The Exchange Club of Austin originally founded the kite festival in 1929. It moved to Zilker Park in 1936 when the park opened and has been there ever since. 

“We so appreciate y’all and we so need y’all to be here. It means so much to us,” said Dorothy Twidwell, a member of the Exchange Club and the key festival organizer, referring to the 2nd Regiment’s role in assisting with the festival. “The crowd has grown so large that what we need from the State Guard is management of the crowd, help getting people on and off the buses, and help us patrolling the field.” 


Approximately 25,000 festival goers attended the free event this year, said Les Stobart, ABC Home and Commercial Services’ Marketing Director. The festival is actively being transferred from the Exchange Club to ABC.

 “One of the first questions that we ask every year is ‘Is the Guard going to be back?  Can we count on the Guard again?’’ said Sobard. “We couldn’t do it without y’all, so we deeply appreciate the role that the Guard plays in everything.”

The 2nd Regiment began preparations in advance of the actual festival.  A logistical team was at Zilker Park the day before to make preparations.
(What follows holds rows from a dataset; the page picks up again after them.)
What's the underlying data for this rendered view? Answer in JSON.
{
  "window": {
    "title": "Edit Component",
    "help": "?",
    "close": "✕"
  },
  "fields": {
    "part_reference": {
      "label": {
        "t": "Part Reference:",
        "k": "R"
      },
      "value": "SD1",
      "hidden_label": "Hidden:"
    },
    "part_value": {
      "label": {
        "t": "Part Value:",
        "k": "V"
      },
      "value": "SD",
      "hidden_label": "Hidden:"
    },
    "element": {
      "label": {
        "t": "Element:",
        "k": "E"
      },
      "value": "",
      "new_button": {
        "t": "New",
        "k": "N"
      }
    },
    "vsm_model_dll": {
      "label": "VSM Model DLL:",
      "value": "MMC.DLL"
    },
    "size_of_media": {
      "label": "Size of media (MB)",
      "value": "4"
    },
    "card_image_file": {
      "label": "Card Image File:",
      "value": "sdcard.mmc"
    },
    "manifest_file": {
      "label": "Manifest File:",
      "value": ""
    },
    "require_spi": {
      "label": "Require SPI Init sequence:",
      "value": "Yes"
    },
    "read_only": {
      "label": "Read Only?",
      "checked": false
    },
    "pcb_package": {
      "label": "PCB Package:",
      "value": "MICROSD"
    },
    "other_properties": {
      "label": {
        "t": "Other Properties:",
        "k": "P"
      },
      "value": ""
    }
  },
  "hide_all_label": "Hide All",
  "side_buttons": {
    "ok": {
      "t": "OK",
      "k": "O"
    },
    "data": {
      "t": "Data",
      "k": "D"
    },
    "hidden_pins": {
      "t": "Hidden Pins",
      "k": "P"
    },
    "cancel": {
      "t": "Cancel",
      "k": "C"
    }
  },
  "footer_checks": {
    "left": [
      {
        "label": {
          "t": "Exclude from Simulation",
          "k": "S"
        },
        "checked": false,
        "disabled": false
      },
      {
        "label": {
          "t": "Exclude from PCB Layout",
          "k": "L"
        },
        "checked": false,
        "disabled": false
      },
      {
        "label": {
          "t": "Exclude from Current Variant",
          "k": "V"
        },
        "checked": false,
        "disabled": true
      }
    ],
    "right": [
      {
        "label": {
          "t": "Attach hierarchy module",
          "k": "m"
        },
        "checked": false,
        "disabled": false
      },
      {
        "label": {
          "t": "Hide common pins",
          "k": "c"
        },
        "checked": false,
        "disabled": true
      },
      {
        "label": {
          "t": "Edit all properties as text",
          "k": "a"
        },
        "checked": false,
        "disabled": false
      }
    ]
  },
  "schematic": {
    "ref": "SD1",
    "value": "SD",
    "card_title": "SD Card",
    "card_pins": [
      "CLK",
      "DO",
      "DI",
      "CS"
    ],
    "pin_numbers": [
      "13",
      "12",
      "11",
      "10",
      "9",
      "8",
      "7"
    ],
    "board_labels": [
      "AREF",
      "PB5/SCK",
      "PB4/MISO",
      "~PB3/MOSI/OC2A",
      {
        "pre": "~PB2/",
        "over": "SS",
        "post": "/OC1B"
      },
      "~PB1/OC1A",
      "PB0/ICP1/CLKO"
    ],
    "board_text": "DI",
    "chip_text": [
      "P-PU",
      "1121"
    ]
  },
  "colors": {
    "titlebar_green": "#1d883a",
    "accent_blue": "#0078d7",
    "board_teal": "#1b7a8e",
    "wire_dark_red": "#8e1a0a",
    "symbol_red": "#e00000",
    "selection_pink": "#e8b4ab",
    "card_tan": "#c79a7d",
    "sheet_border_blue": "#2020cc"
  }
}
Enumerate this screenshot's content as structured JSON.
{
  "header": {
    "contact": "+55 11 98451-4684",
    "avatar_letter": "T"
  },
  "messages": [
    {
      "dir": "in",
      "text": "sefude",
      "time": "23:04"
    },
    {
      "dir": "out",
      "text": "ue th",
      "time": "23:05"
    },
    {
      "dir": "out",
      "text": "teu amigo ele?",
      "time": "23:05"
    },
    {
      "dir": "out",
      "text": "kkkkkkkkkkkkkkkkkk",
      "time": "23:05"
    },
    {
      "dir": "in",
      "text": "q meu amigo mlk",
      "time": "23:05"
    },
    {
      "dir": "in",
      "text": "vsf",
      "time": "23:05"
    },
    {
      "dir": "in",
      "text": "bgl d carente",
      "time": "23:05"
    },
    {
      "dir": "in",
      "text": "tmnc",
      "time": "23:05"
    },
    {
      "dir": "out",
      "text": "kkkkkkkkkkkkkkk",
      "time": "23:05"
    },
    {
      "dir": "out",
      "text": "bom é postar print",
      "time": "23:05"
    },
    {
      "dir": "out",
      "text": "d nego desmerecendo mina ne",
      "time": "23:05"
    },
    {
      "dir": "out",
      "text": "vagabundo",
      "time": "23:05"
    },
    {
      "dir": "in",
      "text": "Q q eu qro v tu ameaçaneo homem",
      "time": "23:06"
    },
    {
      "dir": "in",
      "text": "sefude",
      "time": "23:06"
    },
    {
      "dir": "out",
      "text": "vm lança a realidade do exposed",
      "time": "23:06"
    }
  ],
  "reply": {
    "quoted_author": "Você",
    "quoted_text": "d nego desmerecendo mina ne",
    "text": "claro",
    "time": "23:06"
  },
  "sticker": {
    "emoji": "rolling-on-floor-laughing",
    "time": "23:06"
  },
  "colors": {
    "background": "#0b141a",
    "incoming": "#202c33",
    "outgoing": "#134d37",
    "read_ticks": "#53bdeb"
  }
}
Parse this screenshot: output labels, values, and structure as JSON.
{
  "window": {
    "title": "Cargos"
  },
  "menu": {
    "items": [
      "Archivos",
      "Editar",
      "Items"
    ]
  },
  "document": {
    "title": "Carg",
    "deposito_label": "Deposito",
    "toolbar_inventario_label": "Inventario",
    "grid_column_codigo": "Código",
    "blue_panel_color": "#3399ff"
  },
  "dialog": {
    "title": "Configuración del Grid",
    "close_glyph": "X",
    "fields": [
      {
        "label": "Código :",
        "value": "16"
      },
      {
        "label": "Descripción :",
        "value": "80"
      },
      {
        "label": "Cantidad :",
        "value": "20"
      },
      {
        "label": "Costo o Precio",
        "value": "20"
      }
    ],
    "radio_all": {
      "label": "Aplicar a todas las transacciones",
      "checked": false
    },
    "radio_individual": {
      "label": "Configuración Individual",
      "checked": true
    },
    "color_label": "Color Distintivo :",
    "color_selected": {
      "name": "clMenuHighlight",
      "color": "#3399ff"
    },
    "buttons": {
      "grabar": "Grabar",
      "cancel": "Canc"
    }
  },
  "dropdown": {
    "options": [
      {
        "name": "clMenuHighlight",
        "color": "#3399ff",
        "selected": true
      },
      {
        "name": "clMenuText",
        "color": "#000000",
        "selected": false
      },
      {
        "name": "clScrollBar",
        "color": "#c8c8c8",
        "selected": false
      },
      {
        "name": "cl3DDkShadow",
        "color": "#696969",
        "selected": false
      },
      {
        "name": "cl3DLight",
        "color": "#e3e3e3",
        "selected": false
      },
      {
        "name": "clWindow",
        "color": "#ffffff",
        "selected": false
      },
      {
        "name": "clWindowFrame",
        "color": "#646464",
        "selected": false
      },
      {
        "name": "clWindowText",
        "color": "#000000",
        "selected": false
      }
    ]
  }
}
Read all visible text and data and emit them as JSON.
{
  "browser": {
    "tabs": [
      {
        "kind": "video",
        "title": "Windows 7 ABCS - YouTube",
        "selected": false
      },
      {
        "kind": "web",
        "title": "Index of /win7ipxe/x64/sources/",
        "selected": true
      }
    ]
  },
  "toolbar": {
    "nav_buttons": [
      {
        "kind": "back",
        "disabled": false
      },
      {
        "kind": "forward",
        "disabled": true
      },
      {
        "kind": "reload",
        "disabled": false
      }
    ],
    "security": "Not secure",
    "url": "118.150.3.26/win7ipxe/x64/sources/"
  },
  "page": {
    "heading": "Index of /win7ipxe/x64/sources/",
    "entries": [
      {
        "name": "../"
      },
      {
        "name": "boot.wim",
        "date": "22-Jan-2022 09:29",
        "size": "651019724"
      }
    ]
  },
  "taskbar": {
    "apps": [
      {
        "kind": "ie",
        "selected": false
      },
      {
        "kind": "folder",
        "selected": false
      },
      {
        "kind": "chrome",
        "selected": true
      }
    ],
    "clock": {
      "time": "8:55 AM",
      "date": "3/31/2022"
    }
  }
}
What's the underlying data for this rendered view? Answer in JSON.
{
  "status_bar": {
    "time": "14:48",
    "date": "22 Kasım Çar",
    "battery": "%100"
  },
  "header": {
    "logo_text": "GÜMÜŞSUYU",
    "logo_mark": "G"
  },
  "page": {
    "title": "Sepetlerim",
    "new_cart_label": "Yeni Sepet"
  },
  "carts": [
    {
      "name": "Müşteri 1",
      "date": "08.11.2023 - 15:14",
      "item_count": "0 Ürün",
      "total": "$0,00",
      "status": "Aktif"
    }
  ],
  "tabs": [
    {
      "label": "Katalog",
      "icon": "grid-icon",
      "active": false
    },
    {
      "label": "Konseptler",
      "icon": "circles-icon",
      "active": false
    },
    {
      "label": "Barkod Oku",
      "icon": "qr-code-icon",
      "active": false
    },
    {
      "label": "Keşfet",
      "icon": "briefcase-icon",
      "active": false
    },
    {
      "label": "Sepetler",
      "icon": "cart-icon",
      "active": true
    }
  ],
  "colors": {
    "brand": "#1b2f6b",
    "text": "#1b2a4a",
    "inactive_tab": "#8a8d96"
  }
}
The 2nd Regiment converged at 0500 on the morning of the festival near Zilker Park. Once on site, the Tactical Operations Center was set up adjacent to the command centers for Emergency Services and the Park Rangers.

Radios and GPS tracking devices were distributed to teams who were dispatched to positions throughout the park as well as other points in Austin where festival attendees would leave their cars and board buses to get to the park.
   
“It definitely exceeded my expectations,” said Texas State Guard Private 1st Class Miranda Leal.. “I didn’t think it was going to be this involved and with this many people.  It’s really fun. I would do it again next year.”

The regiment helped reunite 11 lost children with parents or guardians during the event.